In terms of attracting funds, from my experience there are many offers from equity funds and others looking to put financing together, whether it is from the European Investment Bank, our own Housing Finance Agency, the Ireland Strategic Investment Fund, ISIF, or private funds. The issue, in fact, is finding a way to spend it. The point raised earlier by Deputy Wallace is true. The lending model for developers has totally changed. At present, the banks do not have the appetite to finance developments beyond approximately 60% of the finance costs, so the other 40% has to be made up with new financing models with which some developers are uncomfortable and which, in some cases, have been very expensive in terms of the financing options. That is prohibitive and we are looking at ways to help that situation.
There has not been much discussion on rent supplement and HAP. We are trying to encourage landlords, as well as tenants, into HAP and we are using the tax system to do that. Last November, as part of the package around rent certainty, the Minister for Finance introduced a tax measure whereby landlords can get 100% mortgage interest relief if they commit to having HAP or rent supplement tenants for up to three years. This is trying to tip the balance another way. Let us face the fact that some landlords have a view that discriminates against tenants relying on HAP or rent supplement, which is wrong. We need to try to address that balance and perception so that we do not disadvantage people in those circumstances.
In the context of one of the other questions asked earlier, we are making €1.5 billion or so available to local authorities for the social housing build-and-buy programme between 2015 and 2017.
Let us consider the impact we predict this resourcing can have on housing lists in local authorities. The average impact can be 25%. Therefore, by the end of 2017, if this money is spent and if the units are delivered on the back of it, housing lists can be reduced by 25% by the end of next year. In some counties the figure is higher and in others it is lower.
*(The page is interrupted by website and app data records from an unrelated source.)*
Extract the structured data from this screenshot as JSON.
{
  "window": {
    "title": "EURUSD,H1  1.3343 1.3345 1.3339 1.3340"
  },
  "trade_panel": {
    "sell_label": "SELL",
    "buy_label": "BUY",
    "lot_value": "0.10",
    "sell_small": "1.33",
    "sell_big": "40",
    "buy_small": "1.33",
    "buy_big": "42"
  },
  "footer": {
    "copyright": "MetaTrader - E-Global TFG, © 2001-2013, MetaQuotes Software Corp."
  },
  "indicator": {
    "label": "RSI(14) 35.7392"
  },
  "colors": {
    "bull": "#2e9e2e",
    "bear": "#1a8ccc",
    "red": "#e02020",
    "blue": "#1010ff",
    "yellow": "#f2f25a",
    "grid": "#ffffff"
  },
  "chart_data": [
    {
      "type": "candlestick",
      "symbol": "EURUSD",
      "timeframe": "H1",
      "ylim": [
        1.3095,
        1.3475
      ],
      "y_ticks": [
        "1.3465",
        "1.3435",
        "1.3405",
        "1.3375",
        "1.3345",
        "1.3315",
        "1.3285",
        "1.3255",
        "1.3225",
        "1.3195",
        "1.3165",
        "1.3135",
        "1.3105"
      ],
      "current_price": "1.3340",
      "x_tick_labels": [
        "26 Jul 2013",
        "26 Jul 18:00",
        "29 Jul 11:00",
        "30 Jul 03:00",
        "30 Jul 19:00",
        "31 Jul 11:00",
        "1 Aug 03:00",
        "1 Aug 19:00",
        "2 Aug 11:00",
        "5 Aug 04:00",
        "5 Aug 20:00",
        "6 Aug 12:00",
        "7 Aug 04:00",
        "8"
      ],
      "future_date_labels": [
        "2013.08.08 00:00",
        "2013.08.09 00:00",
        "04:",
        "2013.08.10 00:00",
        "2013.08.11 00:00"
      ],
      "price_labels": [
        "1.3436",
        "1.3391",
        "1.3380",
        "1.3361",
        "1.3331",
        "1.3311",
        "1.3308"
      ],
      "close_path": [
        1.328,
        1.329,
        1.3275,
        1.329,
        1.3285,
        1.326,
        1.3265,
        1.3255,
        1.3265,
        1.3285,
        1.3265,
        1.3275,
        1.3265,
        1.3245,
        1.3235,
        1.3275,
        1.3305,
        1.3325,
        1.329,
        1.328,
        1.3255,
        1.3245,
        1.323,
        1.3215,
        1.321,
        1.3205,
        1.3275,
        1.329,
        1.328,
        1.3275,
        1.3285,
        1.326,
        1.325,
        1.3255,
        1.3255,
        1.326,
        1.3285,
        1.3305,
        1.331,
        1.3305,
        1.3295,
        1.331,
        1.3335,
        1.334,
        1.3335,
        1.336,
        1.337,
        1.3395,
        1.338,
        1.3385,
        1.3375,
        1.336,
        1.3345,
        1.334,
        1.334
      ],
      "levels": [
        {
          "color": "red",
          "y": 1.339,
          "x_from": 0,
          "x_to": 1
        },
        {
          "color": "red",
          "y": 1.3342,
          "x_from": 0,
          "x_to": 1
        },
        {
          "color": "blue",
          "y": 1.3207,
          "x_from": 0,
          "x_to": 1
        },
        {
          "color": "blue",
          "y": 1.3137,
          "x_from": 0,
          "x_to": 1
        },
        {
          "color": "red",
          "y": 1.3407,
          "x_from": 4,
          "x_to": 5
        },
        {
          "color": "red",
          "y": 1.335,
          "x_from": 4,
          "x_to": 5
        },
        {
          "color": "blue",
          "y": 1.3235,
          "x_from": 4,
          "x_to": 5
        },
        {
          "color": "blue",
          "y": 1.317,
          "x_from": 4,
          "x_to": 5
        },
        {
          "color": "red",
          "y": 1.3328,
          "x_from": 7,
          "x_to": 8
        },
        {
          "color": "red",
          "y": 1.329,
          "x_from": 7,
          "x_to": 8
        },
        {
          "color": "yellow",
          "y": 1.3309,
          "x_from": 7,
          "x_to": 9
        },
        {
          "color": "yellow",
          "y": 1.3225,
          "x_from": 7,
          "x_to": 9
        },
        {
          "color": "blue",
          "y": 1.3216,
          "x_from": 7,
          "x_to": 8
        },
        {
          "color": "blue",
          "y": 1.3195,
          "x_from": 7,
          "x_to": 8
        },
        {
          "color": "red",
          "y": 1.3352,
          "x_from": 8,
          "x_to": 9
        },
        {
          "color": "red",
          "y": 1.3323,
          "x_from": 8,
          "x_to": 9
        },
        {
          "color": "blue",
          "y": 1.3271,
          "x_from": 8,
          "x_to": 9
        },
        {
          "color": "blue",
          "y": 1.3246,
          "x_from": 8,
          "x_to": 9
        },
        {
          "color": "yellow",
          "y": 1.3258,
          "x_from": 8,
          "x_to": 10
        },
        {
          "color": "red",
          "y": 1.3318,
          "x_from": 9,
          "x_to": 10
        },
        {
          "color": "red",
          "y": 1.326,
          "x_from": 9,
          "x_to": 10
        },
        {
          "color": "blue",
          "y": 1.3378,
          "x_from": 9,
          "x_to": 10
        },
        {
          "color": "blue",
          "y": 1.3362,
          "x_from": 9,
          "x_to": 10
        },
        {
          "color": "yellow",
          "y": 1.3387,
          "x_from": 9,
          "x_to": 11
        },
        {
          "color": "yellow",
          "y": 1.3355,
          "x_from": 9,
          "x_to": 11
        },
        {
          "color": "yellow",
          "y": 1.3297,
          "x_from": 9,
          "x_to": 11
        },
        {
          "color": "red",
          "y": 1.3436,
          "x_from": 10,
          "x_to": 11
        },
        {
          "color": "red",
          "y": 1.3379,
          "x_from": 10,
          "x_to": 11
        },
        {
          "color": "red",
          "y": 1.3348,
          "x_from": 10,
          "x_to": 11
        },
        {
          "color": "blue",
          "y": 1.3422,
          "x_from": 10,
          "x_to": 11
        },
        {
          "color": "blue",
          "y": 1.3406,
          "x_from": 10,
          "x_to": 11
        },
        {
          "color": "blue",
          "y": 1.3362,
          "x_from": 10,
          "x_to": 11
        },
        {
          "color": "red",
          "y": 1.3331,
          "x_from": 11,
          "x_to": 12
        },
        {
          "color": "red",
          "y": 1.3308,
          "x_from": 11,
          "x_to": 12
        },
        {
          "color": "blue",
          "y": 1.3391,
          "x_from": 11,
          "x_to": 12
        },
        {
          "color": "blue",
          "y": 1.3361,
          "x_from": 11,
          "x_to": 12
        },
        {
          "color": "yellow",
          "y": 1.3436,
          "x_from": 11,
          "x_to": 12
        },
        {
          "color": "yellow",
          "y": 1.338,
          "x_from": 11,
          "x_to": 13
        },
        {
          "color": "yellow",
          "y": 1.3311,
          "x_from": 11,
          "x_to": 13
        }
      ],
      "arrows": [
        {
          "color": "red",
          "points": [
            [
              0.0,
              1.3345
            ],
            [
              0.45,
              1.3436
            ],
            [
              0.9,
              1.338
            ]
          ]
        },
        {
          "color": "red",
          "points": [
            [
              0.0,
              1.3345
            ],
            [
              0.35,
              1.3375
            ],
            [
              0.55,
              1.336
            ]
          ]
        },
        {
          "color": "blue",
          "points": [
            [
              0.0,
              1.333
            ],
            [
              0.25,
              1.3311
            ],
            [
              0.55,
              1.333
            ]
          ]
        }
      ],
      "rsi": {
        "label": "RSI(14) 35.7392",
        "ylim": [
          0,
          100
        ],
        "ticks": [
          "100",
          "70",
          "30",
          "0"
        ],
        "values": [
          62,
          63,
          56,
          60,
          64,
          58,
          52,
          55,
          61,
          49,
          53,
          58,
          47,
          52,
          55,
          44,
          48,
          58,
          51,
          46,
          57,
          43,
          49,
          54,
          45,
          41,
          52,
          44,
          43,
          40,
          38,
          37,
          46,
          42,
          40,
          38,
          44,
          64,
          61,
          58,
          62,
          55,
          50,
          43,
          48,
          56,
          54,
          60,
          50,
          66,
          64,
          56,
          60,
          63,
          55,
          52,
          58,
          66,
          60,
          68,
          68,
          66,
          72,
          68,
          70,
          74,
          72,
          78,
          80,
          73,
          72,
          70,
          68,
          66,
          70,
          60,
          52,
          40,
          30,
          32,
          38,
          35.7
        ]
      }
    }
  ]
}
In the case of Dublin City Council, for example, the figure is 21%. These figures are available if people want them.
The figure in Leitrim was 47% so there are other high figures as well.
I thank the committee. I would have preferred to have stayed for longer. I look forward to getting the committee's report when it is produced. If people want follow-up meetings on the report recommendations, we will happily oblige. If the committee needs any information from the Department in terms of statistics we have that the committee may need to finalise the report, please ask for it.
Thank you, Minister, and thanks to your officials for your attendance today. I was pleased to see that in your opening statement you used terms like "housing crisis" and "emergency situation". This is the manner in which the committee has been addressing the issues.
The committee's report will be available in approximately two weeks' time. Fortunately, this should feed in nicely to the development of the Department's action plan. We are encouraged to hear that the Department's action plan will pay due regard to some of the evidence-based recommendations that the committee hopes to make. I thank the Minister for his attendance. We will suspend the meeting until 2.45 p.m.